Dedicated to the concept of success in school and success in life, Mill Springs Academy is an SACS/SAIS accredited college-preparatory independent school that was founded in 1981 by Tweetie L. Moore. The student population at Mill Springs consists of students with average to superior range of intellectual ability in grades one through 12 who are not reaching their potential in a traditional educational setting. The philosophy of the school is best stated in Moore’s quote: “I’ve always believed that if a student can’t learn the way we teach, we should teach the way a student can learn.”

Mill Springs provides children with learning disabilities and/or ADHD an effective alternative to the traditional educational setting. The school offers small classes with a values-based social curriculum, which supports the student by raising expectations and developing self-motivation. Students determine their strengths while learning compensatory strategies. It offers competitive sports and fine arts instruction in art, band, chorus and drama to foster their interests or hidden talents. Parents of students at Mill Springs agree that the school’s commitment to the academic, physical and social growth of students makes it an optimum choice for their children’s education.

Founded in 1985, The Cottage School strives to build a sense of self for students with special learning needs through academic and experiential programming. The school prepares individuals for fulfillment of their true potential as confident, productive and independent adults. It serves students in grades six through 12 with mild to moderate learning disabilities. Carefully designed to meet Georgia high school graduation standards, as well as HOPE Scholarship requirements, the curriculum exposes students to various situations and subjects that assist them in unlocking their own unique talents and finding their niche in life. All seniors must prepare an approved post-secondary plan as part of graduation requirements.

The Cottage School offers its students a wealth of opportunities they may miss out on in a traditional school setting. Some of these include Summer High School for Credit and After School for Credit Programs, Project Work that helps students land their first job and work as a team, art and tutoring in all subjects. The Virtual Diploma Program provides students involved in full-time performing arts or sports the ability to earn a degree from an accredited high school online. The Cottage School addresses not only academic growth but also social emotional development and the skills needed to succeed in today’s world beyond the classroom.

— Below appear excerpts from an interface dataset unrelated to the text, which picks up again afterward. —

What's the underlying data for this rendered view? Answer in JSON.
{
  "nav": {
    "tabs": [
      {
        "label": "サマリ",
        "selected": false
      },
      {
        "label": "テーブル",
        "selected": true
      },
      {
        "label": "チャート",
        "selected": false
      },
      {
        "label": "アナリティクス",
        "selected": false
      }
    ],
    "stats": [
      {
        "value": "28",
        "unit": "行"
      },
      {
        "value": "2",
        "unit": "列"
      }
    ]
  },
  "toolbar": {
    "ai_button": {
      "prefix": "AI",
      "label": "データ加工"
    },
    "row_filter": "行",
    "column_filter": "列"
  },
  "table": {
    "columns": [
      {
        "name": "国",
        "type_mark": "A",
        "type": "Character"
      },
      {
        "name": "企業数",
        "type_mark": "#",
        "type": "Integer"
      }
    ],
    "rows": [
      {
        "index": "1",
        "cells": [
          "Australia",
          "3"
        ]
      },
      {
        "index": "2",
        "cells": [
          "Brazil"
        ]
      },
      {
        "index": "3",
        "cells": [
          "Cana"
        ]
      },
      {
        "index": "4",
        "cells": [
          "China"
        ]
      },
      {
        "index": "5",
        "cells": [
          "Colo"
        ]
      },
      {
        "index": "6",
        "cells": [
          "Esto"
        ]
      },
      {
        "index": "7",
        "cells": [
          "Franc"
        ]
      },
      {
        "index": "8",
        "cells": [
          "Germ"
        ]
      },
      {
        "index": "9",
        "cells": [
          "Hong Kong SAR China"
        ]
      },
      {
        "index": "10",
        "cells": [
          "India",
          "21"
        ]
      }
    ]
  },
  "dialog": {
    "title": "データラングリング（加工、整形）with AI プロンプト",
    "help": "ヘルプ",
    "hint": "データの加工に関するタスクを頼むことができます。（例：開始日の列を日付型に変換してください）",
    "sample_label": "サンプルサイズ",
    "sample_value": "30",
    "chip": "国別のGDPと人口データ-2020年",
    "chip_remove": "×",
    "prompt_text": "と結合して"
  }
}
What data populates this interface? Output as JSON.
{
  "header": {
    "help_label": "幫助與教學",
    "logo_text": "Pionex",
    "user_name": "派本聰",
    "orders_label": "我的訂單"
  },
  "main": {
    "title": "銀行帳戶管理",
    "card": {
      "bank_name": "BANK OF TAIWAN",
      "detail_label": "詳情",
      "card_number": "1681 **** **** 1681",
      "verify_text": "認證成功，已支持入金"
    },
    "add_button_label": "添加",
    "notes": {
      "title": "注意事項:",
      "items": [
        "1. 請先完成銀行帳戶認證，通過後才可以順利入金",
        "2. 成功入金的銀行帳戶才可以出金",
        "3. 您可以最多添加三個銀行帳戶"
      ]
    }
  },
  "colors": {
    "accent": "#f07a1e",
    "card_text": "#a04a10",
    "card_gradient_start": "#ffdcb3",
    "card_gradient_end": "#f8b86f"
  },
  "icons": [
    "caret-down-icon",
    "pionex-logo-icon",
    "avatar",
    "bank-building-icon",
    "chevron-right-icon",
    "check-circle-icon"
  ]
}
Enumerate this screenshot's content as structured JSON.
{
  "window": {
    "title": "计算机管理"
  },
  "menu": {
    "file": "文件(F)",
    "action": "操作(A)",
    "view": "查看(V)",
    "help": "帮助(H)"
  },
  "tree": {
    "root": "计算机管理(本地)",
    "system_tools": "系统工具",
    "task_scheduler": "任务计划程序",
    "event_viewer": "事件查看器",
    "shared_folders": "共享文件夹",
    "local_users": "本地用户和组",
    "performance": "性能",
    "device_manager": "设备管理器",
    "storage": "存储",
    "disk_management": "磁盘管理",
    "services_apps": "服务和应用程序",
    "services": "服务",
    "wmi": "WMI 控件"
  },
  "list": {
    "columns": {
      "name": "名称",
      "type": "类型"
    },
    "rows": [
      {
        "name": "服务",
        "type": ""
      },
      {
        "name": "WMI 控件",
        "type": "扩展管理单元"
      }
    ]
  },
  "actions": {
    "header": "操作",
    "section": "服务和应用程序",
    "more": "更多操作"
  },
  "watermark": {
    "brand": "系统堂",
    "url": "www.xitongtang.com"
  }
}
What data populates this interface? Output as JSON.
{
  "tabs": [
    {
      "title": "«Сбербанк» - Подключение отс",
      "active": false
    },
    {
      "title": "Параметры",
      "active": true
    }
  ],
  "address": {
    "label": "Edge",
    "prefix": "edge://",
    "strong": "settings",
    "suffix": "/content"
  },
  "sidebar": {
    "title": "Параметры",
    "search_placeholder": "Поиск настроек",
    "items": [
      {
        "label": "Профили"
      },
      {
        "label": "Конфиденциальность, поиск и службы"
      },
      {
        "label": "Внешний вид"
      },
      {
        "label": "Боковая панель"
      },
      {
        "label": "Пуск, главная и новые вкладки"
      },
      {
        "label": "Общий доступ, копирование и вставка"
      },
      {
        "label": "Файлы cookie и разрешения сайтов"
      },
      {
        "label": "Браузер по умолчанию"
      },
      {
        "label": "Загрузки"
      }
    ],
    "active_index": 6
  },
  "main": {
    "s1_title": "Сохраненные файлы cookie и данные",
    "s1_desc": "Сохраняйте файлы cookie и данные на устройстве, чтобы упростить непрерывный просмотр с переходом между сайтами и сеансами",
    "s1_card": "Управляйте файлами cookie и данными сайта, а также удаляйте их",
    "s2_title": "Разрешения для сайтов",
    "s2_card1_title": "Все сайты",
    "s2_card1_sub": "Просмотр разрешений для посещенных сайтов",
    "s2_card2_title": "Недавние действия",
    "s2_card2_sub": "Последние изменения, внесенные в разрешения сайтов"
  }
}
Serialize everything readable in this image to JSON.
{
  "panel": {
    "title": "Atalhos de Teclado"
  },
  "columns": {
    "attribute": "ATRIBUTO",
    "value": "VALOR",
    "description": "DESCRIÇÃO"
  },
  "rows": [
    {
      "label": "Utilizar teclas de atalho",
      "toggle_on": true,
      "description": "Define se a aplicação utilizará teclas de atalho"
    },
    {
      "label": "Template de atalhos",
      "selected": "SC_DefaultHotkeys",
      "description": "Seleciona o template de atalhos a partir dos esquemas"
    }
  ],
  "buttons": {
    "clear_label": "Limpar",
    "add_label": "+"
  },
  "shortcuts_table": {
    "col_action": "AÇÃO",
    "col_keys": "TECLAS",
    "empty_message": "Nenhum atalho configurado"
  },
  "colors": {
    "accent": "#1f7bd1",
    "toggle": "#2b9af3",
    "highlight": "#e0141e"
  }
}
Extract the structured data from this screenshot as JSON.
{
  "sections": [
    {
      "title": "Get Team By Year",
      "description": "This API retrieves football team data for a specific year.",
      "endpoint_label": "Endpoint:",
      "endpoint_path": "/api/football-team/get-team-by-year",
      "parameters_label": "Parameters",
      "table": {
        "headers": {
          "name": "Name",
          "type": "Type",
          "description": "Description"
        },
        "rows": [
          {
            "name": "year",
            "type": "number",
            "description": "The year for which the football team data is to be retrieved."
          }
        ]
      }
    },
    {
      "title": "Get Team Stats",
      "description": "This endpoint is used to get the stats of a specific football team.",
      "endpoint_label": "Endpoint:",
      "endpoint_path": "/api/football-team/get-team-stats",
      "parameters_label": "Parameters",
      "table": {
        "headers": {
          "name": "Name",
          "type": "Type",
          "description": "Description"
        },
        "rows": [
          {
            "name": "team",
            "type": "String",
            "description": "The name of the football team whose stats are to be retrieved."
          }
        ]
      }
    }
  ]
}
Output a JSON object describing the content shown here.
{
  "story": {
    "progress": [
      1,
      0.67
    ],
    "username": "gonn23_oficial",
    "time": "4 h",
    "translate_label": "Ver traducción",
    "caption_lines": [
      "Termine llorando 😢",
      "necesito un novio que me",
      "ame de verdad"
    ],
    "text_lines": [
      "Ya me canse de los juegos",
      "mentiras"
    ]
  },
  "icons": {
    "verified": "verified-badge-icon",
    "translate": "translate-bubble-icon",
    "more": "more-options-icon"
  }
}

The SAE School, originally named the Smyrna Academy of Excellence, was founded by a group of educators and parents who wanted a school that thought differently and wasn’t afraid to truly be outside the traditional education paradigm. With the help and input of other specialists, after almost three years of planning, the doors of The SAE School opened on Aug. 13, 2013, with a mission to be the most “exceptionally safe, innovative and rigorous school in Georgia.” Their educational standards come from the states that produce the well-prepared students in the nation, including California and North Carolina. Now serving 270 students with projected growth to 400 for the 201-16 school year, SAE is not affiliated with a specific church or religion, and it is a federally recognized nonprofit.

Located in Mableton and serving Smyrna and south Cobb, SAE boasts students commuting to the school from 27 different ZIP codes. “[Parents] tell us regularly that they are happy to make the drive because our school understands their child as an individual,” says Jill Meiser with the SAE Governing Board. Educators at SAE specialize in project-based learning, a methodology in which all areas of learning are encompassed in units, themes and projects. These collaborative, research-based learning opportunities allow students to become higher-level critical thinkers and creative problem solvers. “Our other outstanding characteristic is our belief in the student as an integral part of the educational process,” Meiser adds. “Students are encouraged to influence the direction of the projects, the activities of the school and the environment of the school as a whole.”